**The problem:** Each entry is to be restated word for word, with nothing omitted.

····················

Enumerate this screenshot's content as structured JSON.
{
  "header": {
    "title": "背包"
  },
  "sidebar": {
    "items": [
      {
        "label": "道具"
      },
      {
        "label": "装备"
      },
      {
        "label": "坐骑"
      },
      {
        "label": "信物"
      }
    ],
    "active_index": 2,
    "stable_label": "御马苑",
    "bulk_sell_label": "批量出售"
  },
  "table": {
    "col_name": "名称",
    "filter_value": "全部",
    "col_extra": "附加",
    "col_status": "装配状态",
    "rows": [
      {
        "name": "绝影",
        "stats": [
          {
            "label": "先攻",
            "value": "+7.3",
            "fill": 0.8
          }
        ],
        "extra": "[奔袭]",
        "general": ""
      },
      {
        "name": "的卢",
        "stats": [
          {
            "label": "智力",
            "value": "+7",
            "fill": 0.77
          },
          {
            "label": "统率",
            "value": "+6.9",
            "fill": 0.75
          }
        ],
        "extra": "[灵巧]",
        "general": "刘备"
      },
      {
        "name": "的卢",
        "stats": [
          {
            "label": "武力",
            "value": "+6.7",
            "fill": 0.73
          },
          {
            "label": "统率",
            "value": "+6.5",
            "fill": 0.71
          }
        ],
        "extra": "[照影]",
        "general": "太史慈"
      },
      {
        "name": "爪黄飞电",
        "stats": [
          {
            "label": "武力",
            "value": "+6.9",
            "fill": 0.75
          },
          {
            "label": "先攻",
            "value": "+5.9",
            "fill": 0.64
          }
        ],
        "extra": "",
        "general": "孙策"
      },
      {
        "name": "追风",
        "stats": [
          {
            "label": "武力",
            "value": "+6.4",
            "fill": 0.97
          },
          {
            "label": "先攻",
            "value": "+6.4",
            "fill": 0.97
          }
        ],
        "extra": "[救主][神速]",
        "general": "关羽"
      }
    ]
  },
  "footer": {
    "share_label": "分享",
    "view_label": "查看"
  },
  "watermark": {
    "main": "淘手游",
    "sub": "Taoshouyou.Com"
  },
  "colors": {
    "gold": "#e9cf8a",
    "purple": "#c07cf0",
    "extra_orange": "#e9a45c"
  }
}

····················

**Task result:**
Enumerate this screenshot's content as structured JSON.
{
  "header": {
    "title": "背包"
  },
  "sidebar": {
    "items": [
      {
        "label": "道具"
      },
      {
        "label": "装备"
      },
      {
        "label": "坐骑"
      },
      {
        "label": "信物"
      }
    ],
    "active_index": 2,
    "stable_label": "御马苑",
    "bulk_sell_label": "批量出售"
  },
  "table": {
    "col_name": "名称",
    "filter_value": "全部",
    "col_extra": "附加",
    "col_status": "装配状态",
    "rows": [
      {
        "name": "绝影",
        "stats": [
          {
            "label": "先攻",
            "value": "+7.3",
            "fill": 0.8
          }
        ],
        "extra": "[奔袭]",
        "general": ""
      },
      {
        "name": "的卢",
        "stats": [
          {
            "label": "智力",
            "value": "+7",
            "fill": 0.77
          },
          {
            "label": "统率",
            "value": "+6.9",
            "fill": 0.75
          }
        ],
        "extra": "[灵巧]",
        "general": "刘备"
      },
      {
        "name": "的卢",
        "stats": [
          {
            "label": "武力",
            "value": "+6.7",
            "fill": 0.73
          },
          {
            "label": "统率",
            "value": "+6.5",
            "fill": 0.71
          }
        ],
        "extra": "[照影]",
        "general": "太史慈"
      },
      {
        "name": "爪黄飞电",
        "stats": [
          {
            "label": "武力",
            "value": "+6.9",
            "fill": 0.75
          },
          {
            "label": "先攻",
            "value": "+5.9",
            "fill": 0.64
          }
        ],
        "extra": "",
        "general": "孙策"
      },
      {
        "name": "追风",
        "stats": [
          {
            "label": "武力",
            "value": "+6.4",
            "fill": 0.97
          },
          {
            "label": "先攻",
            "value": "+6.4",
            "fill": 0.97
          }
        ],
        "extra": "[救主][神速]",
        "general": "关羽"
      }
    ]
  },
  "footer": {
    "share_label": "分享",
    "view_label": "查看"
  },
  "watermark": {
    "main": "淘手游",
    "sub": "Taoshouyou.Com"
  },
  "colors": {
    "gold": "#e9cf8a",
    "purple": "#c07cf0",
    "extra_orange": "#e9a45c"
  }
}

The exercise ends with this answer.